**YOUR ASSIGNMENT**
Go through the entries below and return every line that contains "JSON".

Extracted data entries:
Segment Open

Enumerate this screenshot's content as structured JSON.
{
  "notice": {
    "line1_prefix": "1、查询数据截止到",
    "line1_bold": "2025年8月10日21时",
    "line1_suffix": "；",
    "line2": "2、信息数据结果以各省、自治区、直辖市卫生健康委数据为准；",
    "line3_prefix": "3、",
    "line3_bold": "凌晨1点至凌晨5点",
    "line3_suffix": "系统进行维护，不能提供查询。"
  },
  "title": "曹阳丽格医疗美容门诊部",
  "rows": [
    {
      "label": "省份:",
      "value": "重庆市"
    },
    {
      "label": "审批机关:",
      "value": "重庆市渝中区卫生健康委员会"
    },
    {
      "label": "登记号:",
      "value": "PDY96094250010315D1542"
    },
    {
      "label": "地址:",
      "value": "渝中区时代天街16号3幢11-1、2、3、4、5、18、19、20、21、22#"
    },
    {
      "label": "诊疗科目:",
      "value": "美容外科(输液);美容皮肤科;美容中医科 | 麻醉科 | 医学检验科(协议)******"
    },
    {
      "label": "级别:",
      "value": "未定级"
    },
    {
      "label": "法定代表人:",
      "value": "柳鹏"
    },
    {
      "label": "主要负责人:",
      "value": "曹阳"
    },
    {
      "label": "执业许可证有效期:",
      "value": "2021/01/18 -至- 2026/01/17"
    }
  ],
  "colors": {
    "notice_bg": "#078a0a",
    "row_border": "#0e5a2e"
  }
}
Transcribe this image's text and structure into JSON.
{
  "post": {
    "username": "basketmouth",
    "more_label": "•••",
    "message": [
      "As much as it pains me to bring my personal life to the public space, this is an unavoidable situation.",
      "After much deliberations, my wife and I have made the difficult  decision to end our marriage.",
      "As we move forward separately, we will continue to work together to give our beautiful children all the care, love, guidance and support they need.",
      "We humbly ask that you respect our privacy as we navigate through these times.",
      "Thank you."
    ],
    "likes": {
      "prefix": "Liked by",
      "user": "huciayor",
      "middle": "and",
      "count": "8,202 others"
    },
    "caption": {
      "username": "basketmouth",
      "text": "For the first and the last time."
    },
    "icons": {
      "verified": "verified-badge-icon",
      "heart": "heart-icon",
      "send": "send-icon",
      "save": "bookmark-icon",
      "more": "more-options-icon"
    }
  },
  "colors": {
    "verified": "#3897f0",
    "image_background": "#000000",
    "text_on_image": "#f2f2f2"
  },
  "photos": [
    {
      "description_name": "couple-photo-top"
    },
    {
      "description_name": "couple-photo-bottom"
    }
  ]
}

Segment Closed

**OUTPUT FOR THIS TASK**
Enumerate this screenshot's content as structured JSON.
Transcribe this image's text and structure into JSON.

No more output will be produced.